▸ Exercise goal: Needed from the data below: all lines that contain the word "JSON".

▸ Task input:

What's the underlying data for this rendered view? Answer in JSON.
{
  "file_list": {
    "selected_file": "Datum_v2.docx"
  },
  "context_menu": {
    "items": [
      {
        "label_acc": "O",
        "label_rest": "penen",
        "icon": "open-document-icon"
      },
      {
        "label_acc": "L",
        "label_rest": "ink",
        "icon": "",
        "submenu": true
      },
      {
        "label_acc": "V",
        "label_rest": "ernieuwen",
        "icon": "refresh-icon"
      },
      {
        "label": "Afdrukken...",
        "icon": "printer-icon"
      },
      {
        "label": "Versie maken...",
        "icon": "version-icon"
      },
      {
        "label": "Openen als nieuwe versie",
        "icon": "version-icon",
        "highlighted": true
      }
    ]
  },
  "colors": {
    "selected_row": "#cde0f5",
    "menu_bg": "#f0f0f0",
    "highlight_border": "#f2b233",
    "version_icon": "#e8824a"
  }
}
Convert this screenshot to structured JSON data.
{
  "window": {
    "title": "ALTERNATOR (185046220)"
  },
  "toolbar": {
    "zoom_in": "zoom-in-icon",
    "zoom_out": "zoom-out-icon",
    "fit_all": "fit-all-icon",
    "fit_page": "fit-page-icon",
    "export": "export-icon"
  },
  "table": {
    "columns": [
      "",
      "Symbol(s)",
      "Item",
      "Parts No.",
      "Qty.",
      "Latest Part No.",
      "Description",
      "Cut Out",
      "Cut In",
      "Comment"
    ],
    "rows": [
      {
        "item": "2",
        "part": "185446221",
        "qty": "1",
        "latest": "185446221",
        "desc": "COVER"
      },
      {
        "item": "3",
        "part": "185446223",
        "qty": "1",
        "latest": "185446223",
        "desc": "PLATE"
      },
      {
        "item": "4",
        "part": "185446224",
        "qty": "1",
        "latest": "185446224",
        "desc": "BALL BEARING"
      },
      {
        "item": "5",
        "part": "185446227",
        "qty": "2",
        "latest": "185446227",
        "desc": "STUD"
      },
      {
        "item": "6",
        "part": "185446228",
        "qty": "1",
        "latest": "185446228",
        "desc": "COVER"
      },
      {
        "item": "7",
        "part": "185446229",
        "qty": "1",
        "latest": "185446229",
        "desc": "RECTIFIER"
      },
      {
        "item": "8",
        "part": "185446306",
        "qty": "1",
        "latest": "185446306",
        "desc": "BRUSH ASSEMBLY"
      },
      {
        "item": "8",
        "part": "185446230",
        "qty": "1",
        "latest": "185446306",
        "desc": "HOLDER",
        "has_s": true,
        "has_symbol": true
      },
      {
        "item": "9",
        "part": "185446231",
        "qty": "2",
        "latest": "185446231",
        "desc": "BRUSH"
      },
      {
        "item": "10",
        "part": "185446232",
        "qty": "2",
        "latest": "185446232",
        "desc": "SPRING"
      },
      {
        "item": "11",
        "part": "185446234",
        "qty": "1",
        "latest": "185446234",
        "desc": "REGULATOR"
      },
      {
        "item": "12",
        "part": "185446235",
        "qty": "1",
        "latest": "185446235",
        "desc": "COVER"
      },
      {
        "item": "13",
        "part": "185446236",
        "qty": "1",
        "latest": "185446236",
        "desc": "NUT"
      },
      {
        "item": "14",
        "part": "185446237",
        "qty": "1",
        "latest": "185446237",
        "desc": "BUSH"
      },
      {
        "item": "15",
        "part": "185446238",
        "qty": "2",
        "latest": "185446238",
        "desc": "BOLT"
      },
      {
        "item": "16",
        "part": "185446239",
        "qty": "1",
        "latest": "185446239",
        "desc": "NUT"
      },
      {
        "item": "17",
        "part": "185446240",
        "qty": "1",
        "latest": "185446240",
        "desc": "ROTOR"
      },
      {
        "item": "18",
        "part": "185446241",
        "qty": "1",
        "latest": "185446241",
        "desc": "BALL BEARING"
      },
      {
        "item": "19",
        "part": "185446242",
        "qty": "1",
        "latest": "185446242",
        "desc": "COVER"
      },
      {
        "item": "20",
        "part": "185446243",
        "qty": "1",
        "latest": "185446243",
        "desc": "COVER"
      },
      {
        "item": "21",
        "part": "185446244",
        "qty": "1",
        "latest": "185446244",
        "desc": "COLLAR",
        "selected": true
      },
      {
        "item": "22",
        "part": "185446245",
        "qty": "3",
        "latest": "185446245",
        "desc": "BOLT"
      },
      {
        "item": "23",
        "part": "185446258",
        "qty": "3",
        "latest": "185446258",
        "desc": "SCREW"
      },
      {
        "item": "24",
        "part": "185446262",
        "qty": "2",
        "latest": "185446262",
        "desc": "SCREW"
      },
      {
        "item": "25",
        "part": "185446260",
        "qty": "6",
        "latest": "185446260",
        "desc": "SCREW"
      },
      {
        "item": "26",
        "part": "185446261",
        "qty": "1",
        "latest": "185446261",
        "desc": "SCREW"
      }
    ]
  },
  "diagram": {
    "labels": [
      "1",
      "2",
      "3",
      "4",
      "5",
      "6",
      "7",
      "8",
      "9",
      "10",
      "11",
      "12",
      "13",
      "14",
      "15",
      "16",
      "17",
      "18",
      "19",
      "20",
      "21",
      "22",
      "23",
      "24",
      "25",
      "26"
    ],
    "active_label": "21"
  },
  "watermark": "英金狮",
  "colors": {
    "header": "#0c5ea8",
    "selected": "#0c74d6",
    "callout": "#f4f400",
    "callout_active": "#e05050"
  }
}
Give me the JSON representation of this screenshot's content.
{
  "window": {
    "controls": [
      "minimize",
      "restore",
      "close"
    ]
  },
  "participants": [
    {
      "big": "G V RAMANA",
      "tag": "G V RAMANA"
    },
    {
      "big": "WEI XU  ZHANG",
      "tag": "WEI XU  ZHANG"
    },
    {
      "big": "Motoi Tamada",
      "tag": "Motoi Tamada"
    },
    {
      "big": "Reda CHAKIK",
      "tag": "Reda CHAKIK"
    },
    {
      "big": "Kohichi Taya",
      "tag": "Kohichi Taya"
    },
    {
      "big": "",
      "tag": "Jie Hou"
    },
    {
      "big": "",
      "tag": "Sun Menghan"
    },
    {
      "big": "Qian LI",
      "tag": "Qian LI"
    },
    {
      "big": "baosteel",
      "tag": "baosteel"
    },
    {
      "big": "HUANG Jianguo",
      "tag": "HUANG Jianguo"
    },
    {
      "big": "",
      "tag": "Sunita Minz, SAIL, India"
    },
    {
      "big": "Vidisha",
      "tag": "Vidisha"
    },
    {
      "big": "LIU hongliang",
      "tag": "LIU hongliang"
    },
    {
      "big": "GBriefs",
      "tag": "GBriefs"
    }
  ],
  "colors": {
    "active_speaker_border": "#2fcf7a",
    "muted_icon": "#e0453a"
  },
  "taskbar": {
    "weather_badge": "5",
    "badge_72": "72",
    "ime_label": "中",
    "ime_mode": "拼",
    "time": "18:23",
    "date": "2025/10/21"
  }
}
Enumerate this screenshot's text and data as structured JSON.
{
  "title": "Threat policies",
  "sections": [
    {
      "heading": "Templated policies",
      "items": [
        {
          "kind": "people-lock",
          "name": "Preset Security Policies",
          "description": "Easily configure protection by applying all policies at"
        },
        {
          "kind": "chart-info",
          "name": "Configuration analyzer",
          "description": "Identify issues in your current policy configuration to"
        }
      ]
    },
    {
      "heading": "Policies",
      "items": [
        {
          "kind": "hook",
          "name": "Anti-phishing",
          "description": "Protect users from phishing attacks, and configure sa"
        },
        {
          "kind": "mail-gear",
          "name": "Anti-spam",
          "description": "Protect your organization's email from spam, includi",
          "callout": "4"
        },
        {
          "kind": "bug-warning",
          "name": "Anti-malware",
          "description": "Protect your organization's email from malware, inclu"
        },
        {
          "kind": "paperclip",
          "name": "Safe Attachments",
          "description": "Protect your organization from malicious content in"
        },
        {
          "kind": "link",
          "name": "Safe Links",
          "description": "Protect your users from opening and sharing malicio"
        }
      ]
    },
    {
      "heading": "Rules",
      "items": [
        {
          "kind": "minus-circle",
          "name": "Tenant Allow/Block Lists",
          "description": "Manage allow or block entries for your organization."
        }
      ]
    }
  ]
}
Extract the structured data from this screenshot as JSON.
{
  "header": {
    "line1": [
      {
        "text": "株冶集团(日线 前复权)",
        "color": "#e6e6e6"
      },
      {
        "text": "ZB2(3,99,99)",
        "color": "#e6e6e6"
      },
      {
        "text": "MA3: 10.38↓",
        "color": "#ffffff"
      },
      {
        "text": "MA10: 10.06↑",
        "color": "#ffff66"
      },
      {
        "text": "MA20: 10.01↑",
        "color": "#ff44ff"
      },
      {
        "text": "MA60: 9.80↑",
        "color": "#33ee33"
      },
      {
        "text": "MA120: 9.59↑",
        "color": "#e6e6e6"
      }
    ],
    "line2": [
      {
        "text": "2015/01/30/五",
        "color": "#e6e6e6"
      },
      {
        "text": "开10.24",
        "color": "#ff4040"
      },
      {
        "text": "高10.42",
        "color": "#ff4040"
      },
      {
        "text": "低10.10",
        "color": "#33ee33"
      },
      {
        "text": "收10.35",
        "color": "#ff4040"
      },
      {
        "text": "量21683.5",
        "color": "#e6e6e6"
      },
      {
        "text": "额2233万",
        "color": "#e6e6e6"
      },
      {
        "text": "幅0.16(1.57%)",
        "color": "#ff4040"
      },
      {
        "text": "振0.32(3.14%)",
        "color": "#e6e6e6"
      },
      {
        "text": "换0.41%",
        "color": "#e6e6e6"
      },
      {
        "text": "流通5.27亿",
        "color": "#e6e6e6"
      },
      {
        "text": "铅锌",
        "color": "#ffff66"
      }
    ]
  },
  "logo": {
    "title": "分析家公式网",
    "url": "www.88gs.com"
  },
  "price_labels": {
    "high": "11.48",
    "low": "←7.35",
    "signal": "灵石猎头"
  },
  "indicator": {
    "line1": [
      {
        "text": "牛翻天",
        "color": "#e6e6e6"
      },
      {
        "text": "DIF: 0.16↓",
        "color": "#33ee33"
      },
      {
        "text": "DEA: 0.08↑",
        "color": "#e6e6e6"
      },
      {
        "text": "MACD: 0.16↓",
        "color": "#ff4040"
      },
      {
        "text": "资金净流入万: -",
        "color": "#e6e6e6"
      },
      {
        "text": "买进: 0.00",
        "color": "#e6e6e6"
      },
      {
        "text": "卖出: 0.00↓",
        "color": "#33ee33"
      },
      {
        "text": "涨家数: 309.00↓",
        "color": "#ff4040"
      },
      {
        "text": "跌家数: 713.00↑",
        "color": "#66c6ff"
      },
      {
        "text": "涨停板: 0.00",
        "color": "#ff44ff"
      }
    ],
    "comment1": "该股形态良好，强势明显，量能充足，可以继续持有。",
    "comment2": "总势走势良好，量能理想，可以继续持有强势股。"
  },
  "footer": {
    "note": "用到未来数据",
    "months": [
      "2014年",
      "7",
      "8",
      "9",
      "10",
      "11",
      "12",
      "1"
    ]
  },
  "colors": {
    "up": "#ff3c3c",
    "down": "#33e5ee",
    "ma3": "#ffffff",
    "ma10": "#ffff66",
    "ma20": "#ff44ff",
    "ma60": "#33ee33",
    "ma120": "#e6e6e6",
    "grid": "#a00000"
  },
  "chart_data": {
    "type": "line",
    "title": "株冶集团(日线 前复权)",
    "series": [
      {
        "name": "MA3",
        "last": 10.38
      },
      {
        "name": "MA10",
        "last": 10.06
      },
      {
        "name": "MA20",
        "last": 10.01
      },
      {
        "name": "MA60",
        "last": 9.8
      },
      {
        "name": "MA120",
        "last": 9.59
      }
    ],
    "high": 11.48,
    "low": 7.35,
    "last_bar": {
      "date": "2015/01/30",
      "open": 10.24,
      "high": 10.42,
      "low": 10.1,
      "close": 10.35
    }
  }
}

▸ Exercise solution:
What's the underlying data for this rendered view? Answer in JSON.
Convert this screenshot to structured JSON data.
Give me the JSON representation of this screenshot's content.
Enumerate this screenshot's text and data as structured JSON.
Extract the structured data from this screenshot as JSON.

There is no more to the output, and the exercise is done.